PROBLEM TO WORK ON » Produce one exact copy of the records, no pictures.

(Excerpts from a dataset)
:::

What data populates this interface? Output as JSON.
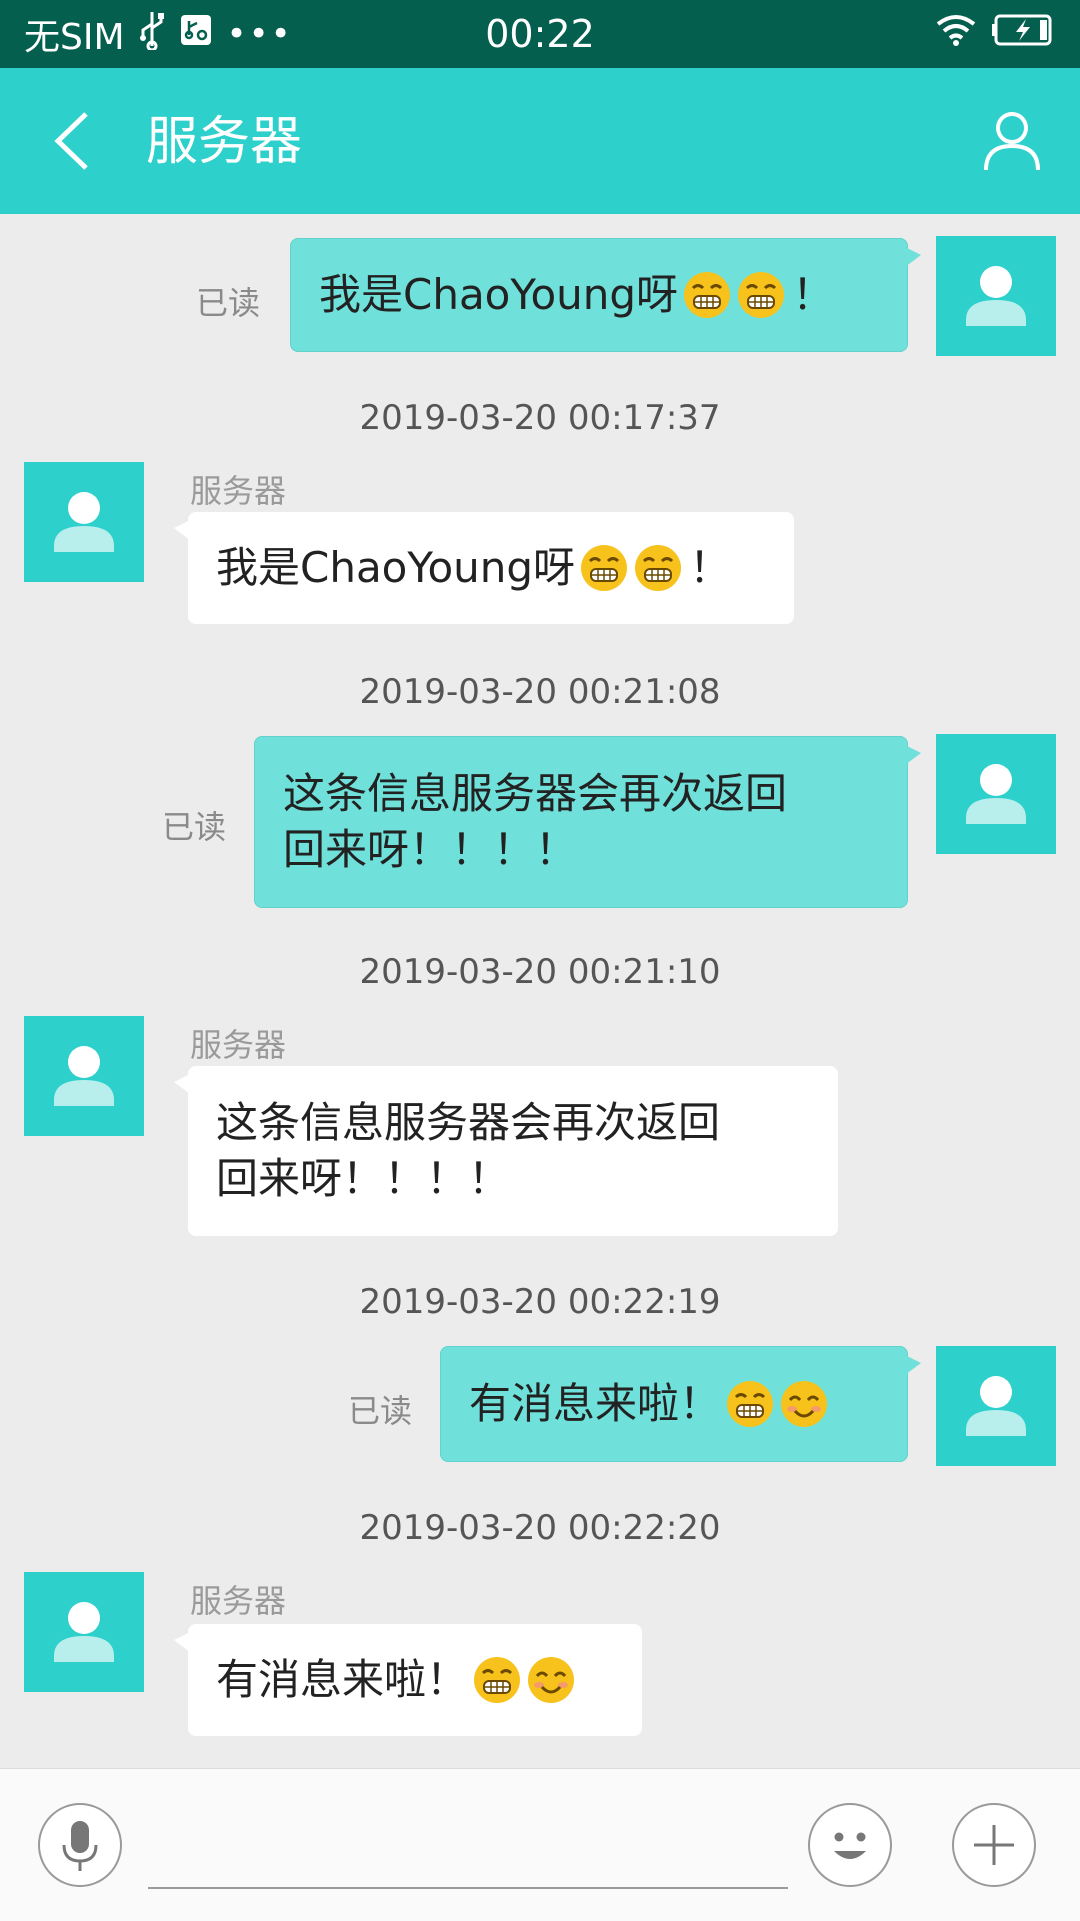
{
  "status_bar": {
    "carrier": "无SIM",
    "time": "00:22",
    "icons": [
      "usb-icon",
      "sd-card-icon",
      "more-dots-icon",
      "wifi-icon",
      "battery-charging-icon"
    ]
  },
  "app_bar": {
    "title": "服务器",
    "back_icon": "chevron-left-icon",
    "profile_icon": "person-outline-icon"
  },
  "messages": [
    {
      "direction": "out",
      "text": "我是ChaoYoung呀",
      "emojis": [
        "grin",
        "grin"
      ],
      "suffix": "！",
      "status": "已读"
    },
    {
      "direction": "in",
      "timestamp": "2019-03-20 00:17:37",
      "sender": "服务器",
      "text": "我是ChaoYoung呀",
      "emojis": [
        "grin",
        "grin"
      ],
      "suffix": "！"
    },
    {
      "direction": "out",
      "timestamp": "2019-03-20 00:21:08",
      "text_line1": "这条信息服务器会再次返回",
      "text_line2": "回来呀！！！！",
      "status": "已读"
    },
    {
      "direction": "in",
      "timestamp": "2019-03-20 00:21:10",
      "sender": "服务器",
      "text_line1": "这条信息服务器会再次返回",
      "text_line2": "回来呀！！！！"
    },
    {
      "direction": "out",
      "timestamp": "2019-03-20 00:22:19",
      "text": "有消息来啦！",
      "emojis": [
        "grin",
        "smile"
      ],
      "status": "已读"
    },
    {
      "direction": "in",
      "timestamp": "2019-03-20 00:22:20",
      "sender": "服务器",
      "text": "有消息来啦！",
      "emojis": [
        "grin",
        "smile"
      ]
    }
  ],
  "input_bar": {
    "placeholder": "",
    "value": "",
    "left_icon": "microphone-icon",
    "right_icons": [
      "emoji-icon",
      "plus-icon"
    ]
  },
  "colors": {
    "status_bar": "#055f4f",
    "accent": "#2ed0cc",
    "outgoing_bubble": "#70e0da",
    "incoming_bubble": "#ffffff",
    "background": "#ececec"
  }
}
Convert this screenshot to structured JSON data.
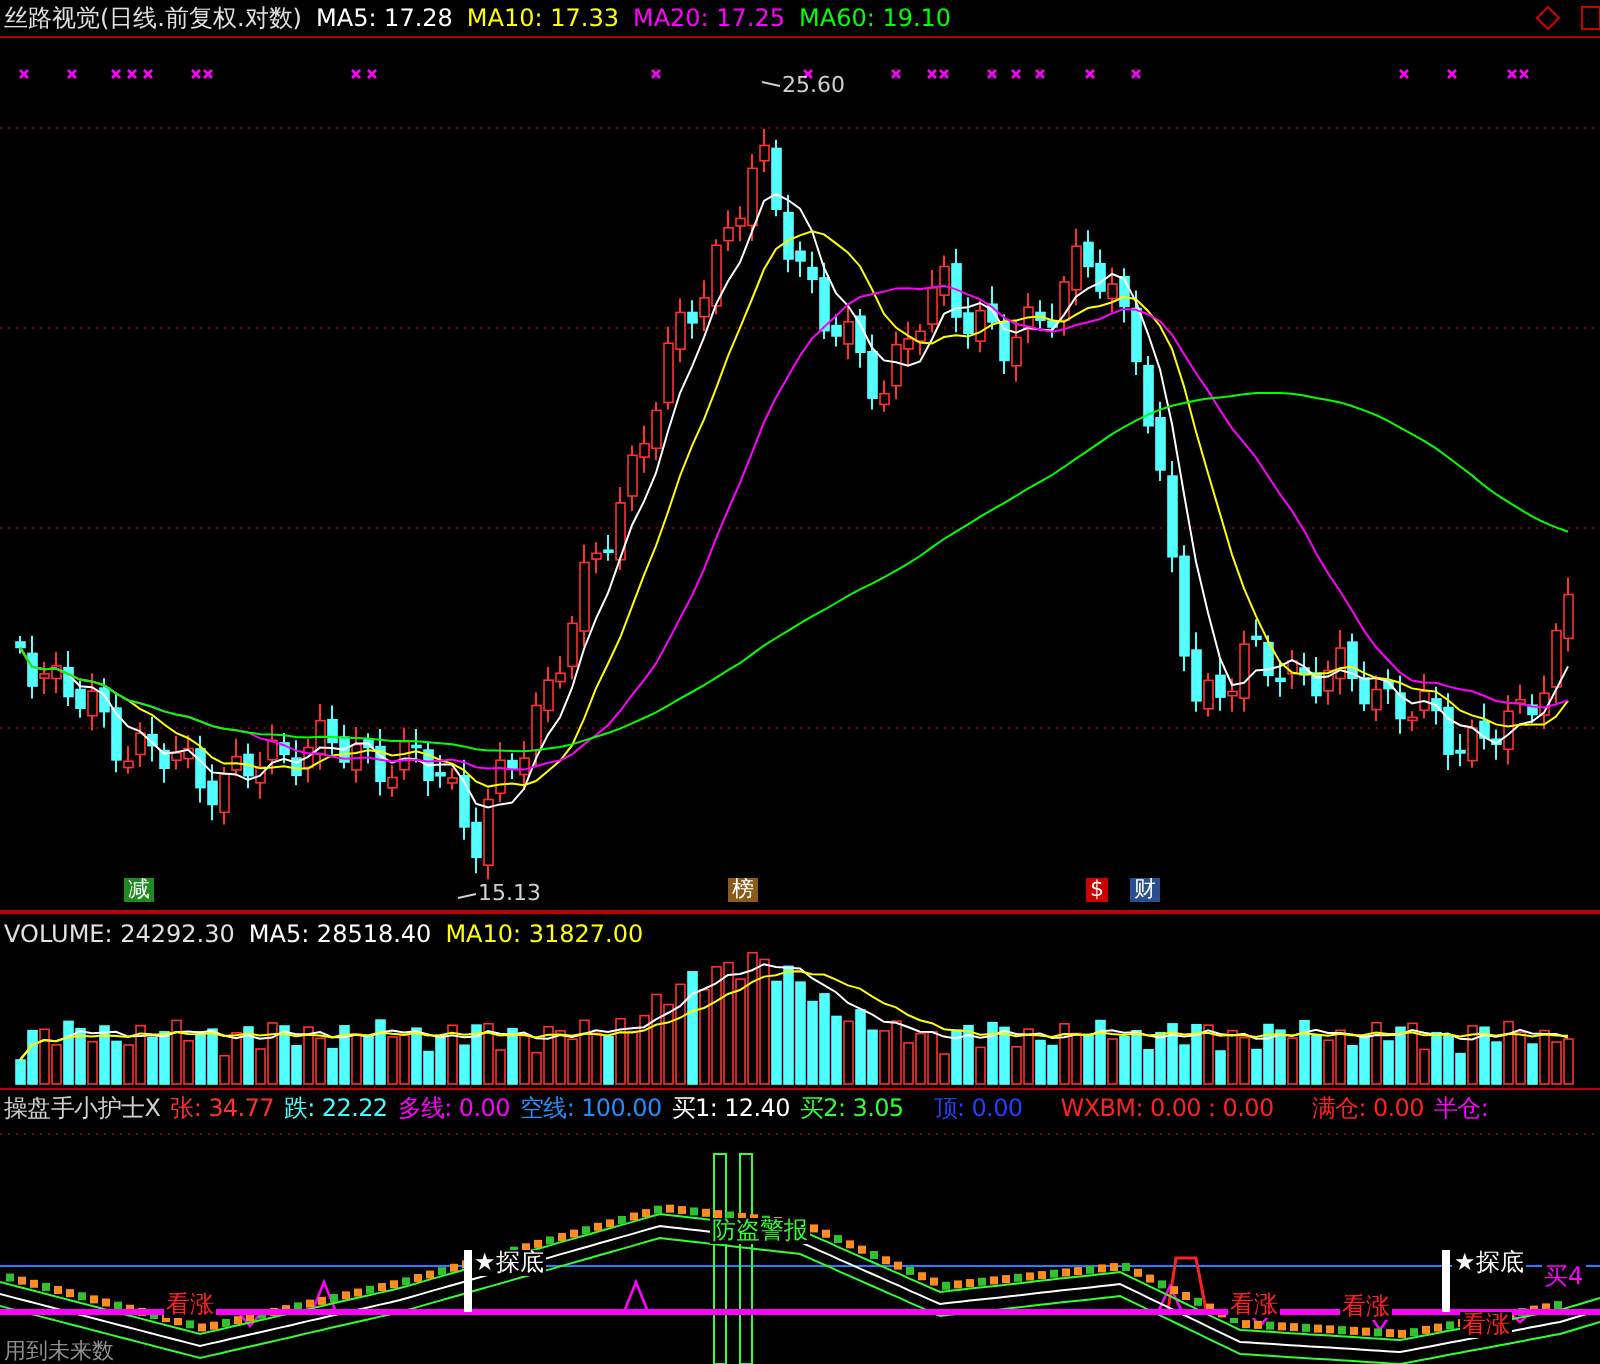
{
  "main_chart": {
    "title": "丝路视觉(日线.前复权.对数)",
    "averages": [
      {
        "label": "MA5: 17.28",
        "color": "#ffffff"
      },
      {
        "label": "MA10: 17.33",
        "color": "#ffff00"
      },
      {
        "label": "MA20: 17.25",
        "color": "#ff00ff"
      },
      {
        "label": "MA60: 19.10",
        "color": "#00ff00"
      }
    ],
    "high_label": "25.60",
    "low_label": "15.13",
    "event_markers": [
      {
        "text": "减",
        "color": "#1f8a1f"
      },
      {
        "text": "榜",
        "color": "#8a5a1a"
      },
      {
        "text": "$",
        "color": "#cc0000"
      },
      {
        "text": "财",
        "color": "#2a4f8f"
      }
    ]
  },
  "volume_panel": {
    "title": "VOLUME: 24292.30",
    "averages": [
      {
        "label": "MA5: 28518.40",
        "color": "#ffffff"
      },
      {
        "label": "MA10: 31827.00",
        "color": "#ffff00"
      }
    ]
  },
  "indicator_panel": {
    "title": "操盘手小护士X",
    "readings": [
      {
        "label": "张: 34.77",
        "color": "#ff3030"
      },
      {
        "label": "跌: 22.22",
        "color": "#40ffff"
      },
      {
        "label": "多线: 0.00",
        "color": "#ff00ff"
      },
      {
        "label": "空线: 100.00",
        "color": "#2090ff"
      },
      {
        "label": "买1: 12.40",
        "color": "#ffffff"
      },
      {
        "label": "买2: 3.05",
        "color": "#30ff30"
      },
      {
        "label": "顶: 0.00",
        "color": "#2040ff"
      },
      {
        "label": "WXBM: 0.00 : 0.00",
        "color": "#ff2020"
      },
      {
        "label": "满仓: 0.00",
        "color": "#ff2020"
      },
      {
        "label": "半仓:",
        "color": "#ff00ff"
      }
    ],
    "signals": [
      {
        "kind": "rise",
        "text": "看涨"
      },
      {
        "kind": "bottom",
        "text": "★探底"
      },
      {
        "kind": "alarm",
        "text": "防盗警报"
      },
      {
        "kind": "rise",
        "text": "看涨"
      },
      {
        "kind": "rise",
        "text": "看涨"
      },
      {
        "kind": "bottom",
        "text": "★探底"
      },
      {
        "kind": "rise",
        "text": "看涨"
      },
      {
        "kind": "buy",
        "text": "买4"
      }
    ],
    "footnote": "用到未来数"
  }
}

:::

TASK RESULT »
What data populates this interface? Output as JSON.
{
  "status_bar": {
    "carrier": "无SIM",
    "time": "00:22",
    "icons": [
      "usb-icon",
      "sd-card-icon",
      "more-dots-icon",
      "wifi-icon",
      "battery-charging-icon"
    ]
  },
  "app_bar": {
    "title": "服务器",
    "back_icon": "chevron-left-icon",
    "profile_icon": "person-outline-icon"
  },
  "messages": [
    {
      "direction": "out",
      "text": "我是ChaoYoung呀",
      "emojis": [
        "grin",
        "grin"
      ],
      "suffix": "！",
      "status": "已读"
    },
    {
      "direction": "in",
      "timestamp": "2019-03-20 00:17:37",
      "sender": "服务器",
      "text": "我是ChaoYoung呀",
      "emojis": [
        "grin",
        "grin"
      ],
      "suffix": "！"
    },
    {
      "direction": "out",
      "timestamp": "2019-03-20 00:21:08",
      "text_line1": "这条信息服务器会再次返回",
      "text_line2": "回来呀！！！！",
      "status": "已读"
    },
    {
      "direction": "in",
      "timestamp": "2019-03-20 00:21:10",
      "sender": "服务器",
      "text_line1": "这条信息服务器会再次返回",
      "text_line2": "回来呀！！！！"
    },
    {
      "direction": "out",
      "timestamp": "2019-03-20 00:22:19",
      "text": "有消息来啦！",
      "emojis": [
        "grin",
        "smile"
      ],
      "status": "已读"
    },
    {
      "direction": "in",
      "timestamp": "2019-03-20 00:22:20",
      "sender": "服务器",
      "text": "有消息来啦！",
      "emojis": [
        "grin",
        "smile"
      ]
    }
  ],
  "input_bar": {
    "placeholder": "",
    "value": "",
    "left_icon": "microphone-icon",
    "right_icons": [
      "emoji-icon",
      "plus-icon"
    ]
  },
  "colors": {
    "status_bar": "#055f4f",
    "accent": "#2ed0cc",
    "outgoing_bubble": "#70e0da",
    "incoming_bubble": "#ffffff",
    "background": "#ececec"
  }
}
Convert this screenshot to structured JSON data.
{
  "main_chart": {
    "title": "丝路视觉(日线.前复权.对数)",
    "averages": [
      {
        "label": "MA5: 17.28",
        "color": "#ffffff"
      },
      {
        "label": "MA10: 17.33",
        "color": "#ffff00"
      },
      {
        "label": "MA20: 17.25",
        "color": "#ff00ff"
      },
      {
        "label": "MA60: 19.10",
        "color": "#00ff00"
      }
    ],
    "high_label": "25.60",
    "low_label": "15.13",
    "event_markers": [
      {
        "text": "减",
        "color": "#1f8a1f"
      },
      {
        "text": "榜",
        "color": "#8a5a1a"
      },
      {
        "text": "$",
        "color": "#cc0000"
      },
      {
        "text": "财",
        "color": "#2a4f8f"
      }
    ]
  },
  "volume_panel": {
    "title": "VOLUME: 24292.30",
    "averages": [
      {
        "label": "MA5: 28518.40",
        "color": "#ffffff"
      },
      {
        "label": "MA10: 31827.00",
        "color": "#ffff00"
      }
    ]
  },
  "indicator_panel": {
    "title": "操盘手小护士X",
    "readings": [
      {
        "label": "张: 34.77",
        "color": "#ff3030"
      },
      {
        "label": "跌: 22.22",
        "color": "#40ffff"
      },
      {
        "label": "多线: 0.00",
        "color": "#ff00ff"
      },
      {
        "label": "空线: 100.00",
        "color": "#2090ff"
      },
      {
        "label": "买1: 12.40",
        "color": "#ffffff"
      },
      {
        "label": "买2: 3.05",
        "color": "#30ff30"
      },
      {
        "label": "顶: 0.00",
        "color": "#2040ff"
      },
      {
        "label": "WXBM: 0.00 : 0.00",
        "color": "#ff2020"
      },
      {
        "label": "满仓: 0.00",
        "color": "#ff2020"
      },
      {
        "label": "半仓:",
        "color": "#ff00ff"
      }
    ],
    "signals": [
      {
        "kind": "rise",
        "text": "看涨"
      },
      {
        "kind": "bottom",
        "text": "★探底"
      },
      {
        "kind": "alarm",
        "text": "防盗警报"
      },
      {
        "kind": "rise",
        "text": "看涨"
      },
      {
        "kind": "rise",
        "text": "看涨"
      },
      {
        "kind": "bottom",
        "text": "★探底"
      },
      {
        "kind": "rise",
        "text": "看涨"
      },
      {
        "kind": "buy",
        "text": "买4"
      }
    ],
    "footnote": "用到未来数"
  }
}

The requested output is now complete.